This is the predictable result when there is no workable international legal framework governing underwater archaeological sites, combined with the failure of states to delimit their maritime boundaries. As I've stated before, whether the waters near Gibraltar are international is still very much an open question.On Tuesday, patrol boats from Spain's maritime police intercepted the 76m Odyssey Explorer, owned by underwater salvage firm Odyssey Marine International, three miles off the coast of Gibraltar. It was ordered to the Spanish port of Algeciras for inspection. Spain's Guardia Civil has been keeping a close eye on the company's vessel since a Spanish judge ordered that it be detained and searched if it left port in Gibraltar. The company says its recovery vessel has been effectively blockaded since the ruling in June. Spain believes it could provide clues to the identity and location of the wreck that yielded half-a-million colonial era silver and gold coins. It suspects that a Spanish galleon is being secretly plundered - or that the wreck lies in Spanish waters.

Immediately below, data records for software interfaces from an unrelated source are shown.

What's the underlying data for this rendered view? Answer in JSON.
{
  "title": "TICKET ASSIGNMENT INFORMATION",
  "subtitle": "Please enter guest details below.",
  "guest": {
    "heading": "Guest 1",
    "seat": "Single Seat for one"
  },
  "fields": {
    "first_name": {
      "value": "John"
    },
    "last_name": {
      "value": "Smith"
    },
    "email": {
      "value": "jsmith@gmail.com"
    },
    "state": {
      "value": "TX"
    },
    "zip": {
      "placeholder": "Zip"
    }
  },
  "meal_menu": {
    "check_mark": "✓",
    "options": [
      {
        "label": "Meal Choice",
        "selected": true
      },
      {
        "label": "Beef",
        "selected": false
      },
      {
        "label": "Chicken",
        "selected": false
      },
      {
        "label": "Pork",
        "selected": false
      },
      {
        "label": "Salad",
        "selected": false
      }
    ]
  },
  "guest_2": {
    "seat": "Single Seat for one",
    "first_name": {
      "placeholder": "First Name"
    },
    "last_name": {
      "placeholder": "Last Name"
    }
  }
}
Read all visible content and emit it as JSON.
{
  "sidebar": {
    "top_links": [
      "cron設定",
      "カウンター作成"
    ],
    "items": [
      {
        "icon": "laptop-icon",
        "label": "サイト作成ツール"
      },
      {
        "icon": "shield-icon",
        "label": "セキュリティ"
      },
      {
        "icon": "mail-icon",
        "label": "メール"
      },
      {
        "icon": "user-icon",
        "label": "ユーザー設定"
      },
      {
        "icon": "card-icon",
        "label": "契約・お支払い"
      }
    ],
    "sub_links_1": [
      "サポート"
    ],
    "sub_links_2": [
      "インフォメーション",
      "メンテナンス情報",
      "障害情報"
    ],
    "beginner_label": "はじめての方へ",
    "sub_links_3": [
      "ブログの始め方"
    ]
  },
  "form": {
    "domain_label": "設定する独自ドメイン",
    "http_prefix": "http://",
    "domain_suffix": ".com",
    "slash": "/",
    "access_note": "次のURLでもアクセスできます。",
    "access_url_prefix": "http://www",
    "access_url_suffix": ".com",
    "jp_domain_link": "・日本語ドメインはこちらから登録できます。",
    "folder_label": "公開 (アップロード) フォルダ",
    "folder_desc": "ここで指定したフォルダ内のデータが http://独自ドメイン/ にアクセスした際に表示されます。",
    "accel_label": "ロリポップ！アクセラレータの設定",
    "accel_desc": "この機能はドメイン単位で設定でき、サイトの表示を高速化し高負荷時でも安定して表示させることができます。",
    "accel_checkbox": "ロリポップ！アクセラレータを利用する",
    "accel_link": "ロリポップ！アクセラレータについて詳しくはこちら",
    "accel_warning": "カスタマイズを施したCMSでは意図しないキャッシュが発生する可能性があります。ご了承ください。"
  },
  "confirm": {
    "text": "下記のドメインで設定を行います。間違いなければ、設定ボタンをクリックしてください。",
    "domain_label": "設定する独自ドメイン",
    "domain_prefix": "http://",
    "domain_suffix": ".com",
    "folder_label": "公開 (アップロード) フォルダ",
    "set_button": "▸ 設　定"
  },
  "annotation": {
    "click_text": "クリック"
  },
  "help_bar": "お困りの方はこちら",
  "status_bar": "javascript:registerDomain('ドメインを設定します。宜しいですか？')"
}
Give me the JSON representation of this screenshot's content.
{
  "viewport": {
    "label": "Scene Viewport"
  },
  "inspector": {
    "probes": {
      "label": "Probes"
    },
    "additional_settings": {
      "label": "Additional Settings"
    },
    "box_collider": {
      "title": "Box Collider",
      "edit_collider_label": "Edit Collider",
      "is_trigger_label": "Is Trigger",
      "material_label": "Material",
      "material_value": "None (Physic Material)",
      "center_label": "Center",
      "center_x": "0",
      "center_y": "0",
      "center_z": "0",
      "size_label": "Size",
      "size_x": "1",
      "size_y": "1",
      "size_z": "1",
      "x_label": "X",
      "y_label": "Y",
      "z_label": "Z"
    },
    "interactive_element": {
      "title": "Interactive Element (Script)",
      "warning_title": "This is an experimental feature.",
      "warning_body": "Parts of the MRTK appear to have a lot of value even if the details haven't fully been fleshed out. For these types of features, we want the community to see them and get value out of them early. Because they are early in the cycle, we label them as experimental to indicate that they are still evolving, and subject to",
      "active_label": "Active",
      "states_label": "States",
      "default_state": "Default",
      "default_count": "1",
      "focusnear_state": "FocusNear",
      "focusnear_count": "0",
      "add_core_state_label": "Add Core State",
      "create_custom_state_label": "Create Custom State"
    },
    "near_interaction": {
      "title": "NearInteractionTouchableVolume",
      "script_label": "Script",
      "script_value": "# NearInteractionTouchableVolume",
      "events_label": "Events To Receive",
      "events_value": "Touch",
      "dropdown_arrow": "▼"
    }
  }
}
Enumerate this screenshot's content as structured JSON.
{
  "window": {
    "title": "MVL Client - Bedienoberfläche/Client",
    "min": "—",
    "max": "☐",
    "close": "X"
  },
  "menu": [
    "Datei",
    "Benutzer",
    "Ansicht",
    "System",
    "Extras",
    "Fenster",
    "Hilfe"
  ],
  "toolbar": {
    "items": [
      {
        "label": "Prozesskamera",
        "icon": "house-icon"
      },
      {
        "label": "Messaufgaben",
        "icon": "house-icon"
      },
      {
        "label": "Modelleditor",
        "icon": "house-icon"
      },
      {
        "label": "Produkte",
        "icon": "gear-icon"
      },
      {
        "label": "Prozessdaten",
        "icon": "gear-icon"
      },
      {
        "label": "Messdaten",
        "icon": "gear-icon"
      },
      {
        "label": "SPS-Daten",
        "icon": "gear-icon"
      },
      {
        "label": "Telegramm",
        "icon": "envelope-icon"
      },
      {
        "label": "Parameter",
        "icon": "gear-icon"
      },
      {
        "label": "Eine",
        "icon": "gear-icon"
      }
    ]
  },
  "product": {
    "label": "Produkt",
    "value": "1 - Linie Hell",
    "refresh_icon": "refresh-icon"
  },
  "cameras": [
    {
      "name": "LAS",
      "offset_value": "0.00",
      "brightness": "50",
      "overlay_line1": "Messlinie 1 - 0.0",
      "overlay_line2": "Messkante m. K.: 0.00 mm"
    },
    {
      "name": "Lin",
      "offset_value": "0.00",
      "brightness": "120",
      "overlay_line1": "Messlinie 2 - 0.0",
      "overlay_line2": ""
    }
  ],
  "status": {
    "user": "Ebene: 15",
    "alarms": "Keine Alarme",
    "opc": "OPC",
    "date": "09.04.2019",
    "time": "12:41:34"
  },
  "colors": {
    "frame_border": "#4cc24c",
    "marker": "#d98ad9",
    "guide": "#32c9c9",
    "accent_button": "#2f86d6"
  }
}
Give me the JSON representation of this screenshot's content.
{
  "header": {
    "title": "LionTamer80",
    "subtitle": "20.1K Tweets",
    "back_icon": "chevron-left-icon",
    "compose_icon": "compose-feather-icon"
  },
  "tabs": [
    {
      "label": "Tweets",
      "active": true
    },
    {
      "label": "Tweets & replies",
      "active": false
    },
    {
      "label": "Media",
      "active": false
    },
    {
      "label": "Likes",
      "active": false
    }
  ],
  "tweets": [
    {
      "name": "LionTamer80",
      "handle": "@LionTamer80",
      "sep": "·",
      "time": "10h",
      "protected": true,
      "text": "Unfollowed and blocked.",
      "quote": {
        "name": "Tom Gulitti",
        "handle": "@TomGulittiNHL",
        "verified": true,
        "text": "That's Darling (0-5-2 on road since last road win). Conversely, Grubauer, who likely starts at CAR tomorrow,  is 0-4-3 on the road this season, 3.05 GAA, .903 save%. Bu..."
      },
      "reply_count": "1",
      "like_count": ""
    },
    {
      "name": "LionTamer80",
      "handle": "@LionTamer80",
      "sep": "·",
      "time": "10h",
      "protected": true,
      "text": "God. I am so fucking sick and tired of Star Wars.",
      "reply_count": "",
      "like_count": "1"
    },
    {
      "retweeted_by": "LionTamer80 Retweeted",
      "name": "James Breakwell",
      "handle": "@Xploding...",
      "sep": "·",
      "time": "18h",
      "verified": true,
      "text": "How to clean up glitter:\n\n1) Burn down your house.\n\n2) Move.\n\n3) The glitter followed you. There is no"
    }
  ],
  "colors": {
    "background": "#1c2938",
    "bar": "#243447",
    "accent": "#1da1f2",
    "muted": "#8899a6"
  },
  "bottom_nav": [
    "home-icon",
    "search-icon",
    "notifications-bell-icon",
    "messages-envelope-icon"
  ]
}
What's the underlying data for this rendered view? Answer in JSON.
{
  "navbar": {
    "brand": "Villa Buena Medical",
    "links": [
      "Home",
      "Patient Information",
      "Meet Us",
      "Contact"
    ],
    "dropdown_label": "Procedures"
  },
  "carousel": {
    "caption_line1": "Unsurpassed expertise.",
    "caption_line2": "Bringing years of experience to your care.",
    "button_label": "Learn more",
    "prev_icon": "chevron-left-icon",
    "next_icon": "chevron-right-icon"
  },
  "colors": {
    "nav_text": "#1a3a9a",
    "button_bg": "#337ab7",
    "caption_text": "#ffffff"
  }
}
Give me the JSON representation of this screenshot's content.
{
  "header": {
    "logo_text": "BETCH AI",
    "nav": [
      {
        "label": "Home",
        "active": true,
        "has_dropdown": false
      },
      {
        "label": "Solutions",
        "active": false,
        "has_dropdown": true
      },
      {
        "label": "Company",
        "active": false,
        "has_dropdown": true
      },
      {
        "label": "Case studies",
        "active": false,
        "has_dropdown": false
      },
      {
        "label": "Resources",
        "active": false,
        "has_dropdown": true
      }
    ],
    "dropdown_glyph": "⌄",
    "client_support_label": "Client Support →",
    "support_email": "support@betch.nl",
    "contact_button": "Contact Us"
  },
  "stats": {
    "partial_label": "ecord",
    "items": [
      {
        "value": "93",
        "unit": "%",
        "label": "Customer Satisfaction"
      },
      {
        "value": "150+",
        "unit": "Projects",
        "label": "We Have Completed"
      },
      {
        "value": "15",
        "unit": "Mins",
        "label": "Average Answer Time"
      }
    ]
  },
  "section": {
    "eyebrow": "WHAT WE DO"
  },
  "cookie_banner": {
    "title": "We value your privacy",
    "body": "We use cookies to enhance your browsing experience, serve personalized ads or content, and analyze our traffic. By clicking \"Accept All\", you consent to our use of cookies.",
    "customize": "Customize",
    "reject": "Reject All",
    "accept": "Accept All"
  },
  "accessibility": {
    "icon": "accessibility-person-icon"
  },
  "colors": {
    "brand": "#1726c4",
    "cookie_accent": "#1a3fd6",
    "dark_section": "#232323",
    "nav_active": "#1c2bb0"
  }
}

Perhaps most importantly, Odyssey may have discovered the largest ever quantity of shipwrecked "treasure", but it seems Spain is going to do everything in their power to prevent the company from profiting off the recovery; in the hopes perhaps of discouraging future salvage operations. Is this merely profit-seeking, or is there archaeological research being conducted? The fact that the wreck has been code-named the "black swan" and has not been revealed to Spain or other nations in the Mediterranean indicates the former.